**WORK TASK**
Lines of the listing that contain "java" need to be copied.

**THE INPUT**

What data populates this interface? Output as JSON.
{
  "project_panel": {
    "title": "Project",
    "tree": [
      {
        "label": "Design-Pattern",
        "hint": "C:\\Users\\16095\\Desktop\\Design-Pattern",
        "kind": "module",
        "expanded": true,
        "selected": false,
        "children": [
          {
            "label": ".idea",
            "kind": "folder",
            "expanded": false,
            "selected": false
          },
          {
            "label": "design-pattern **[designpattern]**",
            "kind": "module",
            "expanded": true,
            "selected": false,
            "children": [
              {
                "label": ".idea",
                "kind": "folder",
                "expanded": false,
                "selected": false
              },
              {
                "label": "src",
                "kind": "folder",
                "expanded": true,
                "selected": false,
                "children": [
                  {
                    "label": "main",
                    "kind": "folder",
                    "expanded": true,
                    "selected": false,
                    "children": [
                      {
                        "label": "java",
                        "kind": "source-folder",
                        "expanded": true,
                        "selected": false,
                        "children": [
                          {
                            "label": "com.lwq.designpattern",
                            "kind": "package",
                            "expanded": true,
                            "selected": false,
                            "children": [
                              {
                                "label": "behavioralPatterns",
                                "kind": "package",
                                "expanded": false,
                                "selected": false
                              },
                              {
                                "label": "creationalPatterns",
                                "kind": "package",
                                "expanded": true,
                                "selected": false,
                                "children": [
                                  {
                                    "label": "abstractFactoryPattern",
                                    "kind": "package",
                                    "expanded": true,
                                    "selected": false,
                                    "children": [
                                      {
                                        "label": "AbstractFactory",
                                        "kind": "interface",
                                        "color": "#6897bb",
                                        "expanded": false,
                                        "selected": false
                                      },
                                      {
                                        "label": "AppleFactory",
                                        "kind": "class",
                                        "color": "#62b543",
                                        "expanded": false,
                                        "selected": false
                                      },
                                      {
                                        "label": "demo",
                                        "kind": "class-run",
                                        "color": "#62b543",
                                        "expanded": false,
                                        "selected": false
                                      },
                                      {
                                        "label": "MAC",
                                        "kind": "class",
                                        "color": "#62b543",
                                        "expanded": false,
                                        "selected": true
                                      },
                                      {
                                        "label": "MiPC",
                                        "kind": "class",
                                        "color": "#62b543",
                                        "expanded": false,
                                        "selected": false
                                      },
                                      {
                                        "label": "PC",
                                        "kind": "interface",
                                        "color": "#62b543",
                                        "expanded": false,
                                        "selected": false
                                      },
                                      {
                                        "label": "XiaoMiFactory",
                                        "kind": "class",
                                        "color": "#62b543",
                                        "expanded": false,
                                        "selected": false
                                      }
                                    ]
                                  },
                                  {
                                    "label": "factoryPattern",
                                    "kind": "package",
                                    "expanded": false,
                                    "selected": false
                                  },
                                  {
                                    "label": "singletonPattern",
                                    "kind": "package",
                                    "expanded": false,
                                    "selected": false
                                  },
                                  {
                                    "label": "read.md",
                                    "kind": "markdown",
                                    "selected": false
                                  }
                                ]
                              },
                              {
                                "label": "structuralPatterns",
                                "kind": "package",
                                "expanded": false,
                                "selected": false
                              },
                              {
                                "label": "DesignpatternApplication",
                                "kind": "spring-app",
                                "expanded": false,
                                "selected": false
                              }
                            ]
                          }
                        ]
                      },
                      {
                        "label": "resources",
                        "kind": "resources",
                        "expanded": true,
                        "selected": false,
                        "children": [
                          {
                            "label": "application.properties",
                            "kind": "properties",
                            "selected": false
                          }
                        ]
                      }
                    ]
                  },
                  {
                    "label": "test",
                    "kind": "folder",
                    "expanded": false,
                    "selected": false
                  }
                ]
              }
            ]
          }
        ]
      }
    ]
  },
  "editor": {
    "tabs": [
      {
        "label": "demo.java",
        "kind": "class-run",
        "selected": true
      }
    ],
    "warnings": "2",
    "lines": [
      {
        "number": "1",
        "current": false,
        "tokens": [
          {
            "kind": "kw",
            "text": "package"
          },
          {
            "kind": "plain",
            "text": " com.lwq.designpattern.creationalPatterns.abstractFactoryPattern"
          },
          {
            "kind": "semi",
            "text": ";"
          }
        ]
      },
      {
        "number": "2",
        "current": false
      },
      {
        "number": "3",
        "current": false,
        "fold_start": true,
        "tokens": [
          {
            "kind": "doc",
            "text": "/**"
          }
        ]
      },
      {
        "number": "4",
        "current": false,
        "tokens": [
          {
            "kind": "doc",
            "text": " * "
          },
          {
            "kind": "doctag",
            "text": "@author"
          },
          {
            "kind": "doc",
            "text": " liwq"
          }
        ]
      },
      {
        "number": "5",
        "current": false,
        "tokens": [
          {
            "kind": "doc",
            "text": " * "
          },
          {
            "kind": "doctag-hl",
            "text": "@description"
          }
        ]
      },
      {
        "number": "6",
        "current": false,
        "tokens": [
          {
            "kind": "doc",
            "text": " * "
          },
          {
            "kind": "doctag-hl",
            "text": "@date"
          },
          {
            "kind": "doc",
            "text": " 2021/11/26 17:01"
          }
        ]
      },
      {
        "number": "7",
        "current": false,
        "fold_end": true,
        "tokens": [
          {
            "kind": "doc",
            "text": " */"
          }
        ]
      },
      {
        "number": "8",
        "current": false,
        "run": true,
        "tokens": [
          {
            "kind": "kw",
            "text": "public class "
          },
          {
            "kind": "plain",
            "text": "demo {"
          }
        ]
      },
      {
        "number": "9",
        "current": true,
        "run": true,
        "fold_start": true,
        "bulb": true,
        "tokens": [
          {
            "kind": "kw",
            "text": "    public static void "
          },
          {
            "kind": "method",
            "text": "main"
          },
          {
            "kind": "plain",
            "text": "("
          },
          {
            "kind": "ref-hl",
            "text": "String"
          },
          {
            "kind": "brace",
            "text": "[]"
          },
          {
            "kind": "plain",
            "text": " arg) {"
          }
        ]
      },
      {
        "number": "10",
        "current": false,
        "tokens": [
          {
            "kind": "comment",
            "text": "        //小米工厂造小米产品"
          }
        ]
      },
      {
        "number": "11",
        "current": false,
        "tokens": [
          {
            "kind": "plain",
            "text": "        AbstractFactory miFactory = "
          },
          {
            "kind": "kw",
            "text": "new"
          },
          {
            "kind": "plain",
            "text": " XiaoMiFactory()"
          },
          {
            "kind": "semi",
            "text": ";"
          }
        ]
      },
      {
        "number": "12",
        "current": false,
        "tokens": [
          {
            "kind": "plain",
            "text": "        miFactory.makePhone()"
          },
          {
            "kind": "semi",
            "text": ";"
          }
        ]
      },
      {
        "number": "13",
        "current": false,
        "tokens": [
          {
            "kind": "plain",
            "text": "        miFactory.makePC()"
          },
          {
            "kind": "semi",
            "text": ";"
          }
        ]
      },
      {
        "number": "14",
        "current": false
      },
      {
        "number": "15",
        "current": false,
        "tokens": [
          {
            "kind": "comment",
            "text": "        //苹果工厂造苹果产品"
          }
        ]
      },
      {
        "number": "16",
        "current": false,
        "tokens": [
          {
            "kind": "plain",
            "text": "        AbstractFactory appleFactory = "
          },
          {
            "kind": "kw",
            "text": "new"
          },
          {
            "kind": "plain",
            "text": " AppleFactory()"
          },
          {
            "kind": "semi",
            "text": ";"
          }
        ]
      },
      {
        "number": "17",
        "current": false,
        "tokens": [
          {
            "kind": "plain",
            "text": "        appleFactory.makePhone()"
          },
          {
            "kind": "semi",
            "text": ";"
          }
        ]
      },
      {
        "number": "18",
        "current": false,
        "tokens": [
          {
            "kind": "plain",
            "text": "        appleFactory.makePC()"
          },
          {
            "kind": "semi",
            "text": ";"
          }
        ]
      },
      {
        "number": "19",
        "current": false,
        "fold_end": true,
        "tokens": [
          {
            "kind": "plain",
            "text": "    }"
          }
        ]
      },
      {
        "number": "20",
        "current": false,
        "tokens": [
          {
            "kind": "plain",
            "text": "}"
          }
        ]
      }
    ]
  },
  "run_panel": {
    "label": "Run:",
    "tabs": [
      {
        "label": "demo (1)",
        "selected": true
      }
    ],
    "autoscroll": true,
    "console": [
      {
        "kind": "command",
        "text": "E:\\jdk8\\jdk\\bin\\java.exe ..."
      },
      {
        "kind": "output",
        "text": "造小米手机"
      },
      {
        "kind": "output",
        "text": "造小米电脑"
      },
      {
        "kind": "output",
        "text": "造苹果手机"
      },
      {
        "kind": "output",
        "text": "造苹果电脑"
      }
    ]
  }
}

**ANSWER SECTION**
                        "label": "java",
        "label": "demo.java",
        "text": "E:\\jdk8\\jdk\\bin\\java.exe ..."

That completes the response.